Snow also hindered flights in the neighboring Netherlands, where Amsterdam's Schiphol Airport saw more than 100 cancellations and major delays ahead of the busy Christmas holiday season, spokeswoman Mirjam Snoerwang said.
The European control agency eurocontrol said passengers at Schiphol, one of continental Europe's busiest airports, had to expect delays of up to four and a half hours.
Moreover, many passengers whose flights were canceled had their misery compounded by train and bus traffic also being hit hard by the snow, stranding them in Schiphol's terminal buildings.
Dutch weather agency KNMI issued a "weather alarm" warning of heavy snowfall and lethal driving conditions in large parts of the western Netherlands as traffic jams grew around major cities of Amsterdam, Rotterdam and The Hague.
Snow also forced the cancellation of about 100 flights in Switzerland,
where Geneva's airport was closed early Friday morning, though it was
open again by midmorning, and flights were also disrupted in Zurich.

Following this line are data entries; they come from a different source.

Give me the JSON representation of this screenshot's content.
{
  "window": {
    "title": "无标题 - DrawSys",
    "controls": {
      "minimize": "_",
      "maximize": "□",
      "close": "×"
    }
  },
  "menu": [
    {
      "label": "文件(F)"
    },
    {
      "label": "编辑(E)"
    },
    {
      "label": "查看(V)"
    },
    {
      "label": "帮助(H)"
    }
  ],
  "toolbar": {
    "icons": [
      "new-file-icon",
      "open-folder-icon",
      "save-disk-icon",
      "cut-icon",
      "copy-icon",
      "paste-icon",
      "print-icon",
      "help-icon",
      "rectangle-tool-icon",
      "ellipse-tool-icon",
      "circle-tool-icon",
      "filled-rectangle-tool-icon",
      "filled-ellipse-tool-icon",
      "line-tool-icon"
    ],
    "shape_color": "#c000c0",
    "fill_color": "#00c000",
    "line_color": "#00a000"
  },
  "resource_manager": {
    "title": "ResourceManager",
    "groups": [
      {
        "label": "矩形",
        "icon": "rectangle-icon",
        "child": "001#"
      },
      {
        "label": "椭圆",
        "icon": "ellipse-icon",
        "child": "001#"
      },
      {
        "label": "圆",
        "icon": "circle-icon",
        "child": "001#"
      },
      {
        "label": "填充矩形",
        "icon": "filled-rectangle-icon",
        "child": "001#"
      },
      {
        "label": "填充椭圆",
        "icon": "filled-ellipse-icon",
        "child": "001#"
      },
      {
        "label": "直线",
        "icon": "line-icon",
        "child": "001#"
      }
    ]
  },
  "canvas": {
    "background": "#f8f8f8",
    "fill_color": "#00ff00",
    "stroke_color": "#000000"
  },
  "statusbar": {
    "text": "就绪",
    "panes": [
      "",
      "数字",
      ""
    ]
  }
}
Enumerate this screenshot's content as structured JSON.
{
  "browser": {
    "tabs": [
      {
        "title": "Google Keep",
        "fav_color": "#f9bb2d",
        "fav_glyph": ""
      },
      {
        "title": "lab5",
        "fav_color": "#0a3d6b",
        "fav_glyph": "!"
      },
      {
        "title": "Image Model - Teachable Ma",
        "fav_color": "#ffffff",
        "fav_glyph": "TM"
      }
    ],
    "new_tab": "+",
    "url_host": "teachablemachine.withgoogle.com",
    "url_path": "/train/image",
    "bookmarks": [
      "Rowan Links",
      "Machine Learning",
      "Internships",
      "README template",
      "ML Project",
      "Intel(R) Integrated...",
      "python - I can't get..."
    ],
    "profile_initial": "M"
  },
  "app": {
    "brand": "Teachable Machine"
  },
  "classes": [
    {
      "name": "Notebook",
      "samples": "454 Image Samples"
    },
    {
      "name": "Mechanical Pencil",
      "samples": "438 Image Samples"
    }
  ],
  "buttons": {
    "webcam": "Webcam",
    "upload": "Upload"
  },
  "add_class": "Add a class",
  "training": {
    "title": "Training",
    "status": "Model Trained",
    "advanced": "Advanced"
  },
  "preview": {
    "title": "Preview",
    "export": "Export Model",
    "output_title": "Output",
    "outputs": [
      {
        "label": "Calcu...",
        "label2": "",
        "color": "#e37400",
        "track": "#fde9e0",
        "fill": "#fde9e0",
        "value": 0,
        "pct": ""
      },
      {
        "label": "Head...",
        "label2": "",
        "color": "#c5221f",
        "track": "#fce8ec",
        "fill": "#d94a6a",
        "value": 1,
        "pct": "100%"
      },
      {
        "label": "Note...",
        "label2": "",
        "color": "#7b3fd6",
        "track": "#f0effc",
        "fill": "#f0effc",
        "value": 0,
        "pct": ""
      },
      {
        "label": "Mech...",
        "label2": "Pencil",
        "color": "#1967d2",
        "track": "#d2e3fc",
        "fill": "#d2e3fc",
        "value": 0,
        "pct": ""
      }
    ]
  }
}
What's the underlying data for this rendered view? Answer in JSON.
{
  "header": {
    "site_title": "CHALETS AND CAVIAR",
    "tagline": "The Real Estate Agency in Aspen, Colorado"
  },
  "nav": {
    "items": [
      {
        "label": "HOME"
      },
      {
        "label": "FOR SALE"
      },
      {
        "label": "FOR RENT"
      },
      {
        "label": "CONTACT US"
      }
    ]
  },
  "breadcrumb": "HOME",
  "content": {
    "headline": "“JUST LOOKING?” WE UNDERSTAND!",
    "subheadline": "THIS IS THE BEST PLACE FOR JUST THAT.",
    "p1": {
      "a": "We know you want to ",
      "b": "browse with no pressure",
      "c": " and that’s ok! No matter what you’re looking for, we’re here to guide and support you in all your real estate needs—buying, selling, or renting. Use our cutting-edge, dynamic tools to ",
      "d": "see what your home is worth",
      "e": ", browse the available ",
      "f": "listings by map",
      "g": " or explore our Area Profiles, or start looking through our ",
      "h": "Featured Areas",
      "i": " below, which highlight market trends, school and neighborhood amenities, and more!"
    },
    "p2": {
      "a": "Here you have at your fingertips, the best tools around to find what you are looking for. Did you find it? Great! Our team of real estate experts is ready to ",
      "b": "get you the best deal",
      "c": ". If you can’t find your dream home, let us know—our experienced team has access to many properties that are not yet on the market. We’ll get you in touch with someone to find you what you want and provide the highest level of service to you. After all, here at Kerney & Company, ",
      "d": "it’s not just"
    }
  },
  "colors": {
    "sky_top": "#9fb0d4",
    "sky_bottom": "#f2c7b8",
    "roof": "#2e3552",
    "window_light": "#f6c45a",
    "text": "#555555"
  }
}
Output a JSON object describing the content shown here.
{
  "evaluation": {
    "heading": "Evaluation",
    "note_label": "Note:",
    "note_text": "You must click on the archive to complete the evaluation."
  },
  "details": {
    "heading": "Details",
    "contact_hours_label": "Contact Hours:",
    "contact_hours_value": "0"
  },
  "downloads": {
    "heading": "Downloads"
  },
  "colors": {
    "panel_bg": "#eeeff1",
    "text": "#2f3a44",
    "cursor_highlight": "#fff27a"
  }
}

In Frankfurt, continental Europe's second-biggest hub, 470 flights had
been canceled by late afternoon, airport spokesman Gunnar Scheunemann
said. The airport had to be closed for about an hour late Thursday, and
an estimated 1,000 passengers were stranded overnight.
About 8 inches (20 centimeters) of snow blanketed the state overnight,
also causing the closure of schools around Frankfurt and elsewhere in
Munich airport, Germany's second-largest, reported 113 cancellations and
major delays; Duesseldorf and Stuttgart saw more than 20 cancellations